-- Opening Marker --

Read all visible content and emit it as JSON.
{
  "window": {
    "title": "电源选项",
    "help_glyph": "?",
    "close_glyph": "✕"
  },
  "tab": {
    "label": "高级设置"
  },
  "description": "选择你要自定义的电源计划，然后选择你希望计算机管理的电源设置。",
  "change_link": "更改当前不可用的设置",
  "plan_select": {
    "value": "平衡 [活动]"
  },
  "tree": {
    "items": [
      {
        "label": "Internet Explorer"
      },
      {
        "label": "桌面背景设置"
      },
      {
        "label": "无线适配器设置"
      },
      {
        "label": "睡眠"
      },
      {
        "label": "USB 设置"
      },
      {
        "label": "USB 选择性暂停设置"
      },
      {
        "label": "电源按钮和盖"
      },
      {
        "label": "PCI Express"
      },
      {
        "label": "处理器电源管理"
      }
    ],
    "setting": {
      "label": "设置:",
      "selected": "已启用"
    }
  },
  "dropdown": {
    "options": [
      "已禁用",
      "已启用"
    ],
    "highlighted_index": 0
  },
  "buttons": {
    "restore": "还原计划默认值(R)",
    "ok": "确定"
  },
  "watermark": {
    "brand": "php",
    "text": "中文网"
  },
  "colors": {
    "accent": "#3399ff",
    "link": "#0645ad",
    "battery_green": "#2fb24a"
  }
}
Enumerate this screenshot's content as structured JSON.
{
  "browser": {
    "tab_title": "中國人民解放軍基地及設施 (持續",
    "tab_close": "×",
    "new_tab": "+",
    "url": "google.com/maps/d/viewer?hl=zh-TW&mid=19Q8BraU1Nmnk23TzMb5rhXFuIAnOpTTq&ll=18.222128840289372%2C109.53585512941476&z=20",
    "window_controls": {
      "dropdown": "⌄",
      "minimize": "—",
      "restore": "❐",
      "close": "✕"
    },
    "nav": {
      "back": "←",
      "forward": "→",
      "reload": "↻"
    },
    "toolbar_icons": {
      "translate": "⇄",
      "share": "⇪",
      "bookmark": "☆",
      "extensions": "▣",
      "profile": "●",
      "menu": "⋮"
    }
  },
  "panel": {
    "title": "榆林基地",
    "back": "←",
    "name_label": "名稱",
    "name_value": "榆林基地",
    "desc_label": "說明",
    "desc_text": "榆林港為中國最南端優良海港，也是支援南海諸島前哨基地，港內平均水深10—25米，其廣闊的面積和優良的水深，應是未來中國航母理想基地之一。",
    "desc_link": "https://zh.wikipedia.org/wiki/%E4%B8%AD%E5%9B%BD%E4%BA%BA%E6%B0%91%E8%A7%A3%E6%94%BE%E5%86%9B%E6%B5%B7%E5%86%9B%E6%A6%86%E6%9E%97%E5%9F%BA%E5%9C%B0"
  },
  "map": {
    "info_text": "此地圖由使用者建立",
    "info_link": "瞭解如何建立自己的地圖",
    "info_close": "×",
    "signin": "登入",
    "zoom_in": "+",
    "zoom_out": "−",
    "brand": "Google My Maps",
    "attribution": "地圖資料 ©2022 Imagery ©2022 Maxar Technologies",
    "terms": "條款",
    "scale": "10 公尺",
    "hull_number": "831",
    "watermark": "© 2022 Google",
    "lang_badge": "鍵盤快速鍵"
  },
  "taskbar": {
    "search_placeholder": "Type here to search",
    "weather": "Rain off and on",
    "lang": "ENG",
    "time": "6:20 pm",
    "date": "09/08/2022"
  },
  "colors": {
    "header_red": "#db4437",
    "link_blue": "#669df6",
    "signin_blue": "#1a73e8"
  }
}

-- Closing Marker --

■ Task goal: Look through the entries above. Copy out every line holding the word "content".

■ Result of the task:
Read all visible content and emit it as JSON.
Enumerate this screenshot's content as structured JSON.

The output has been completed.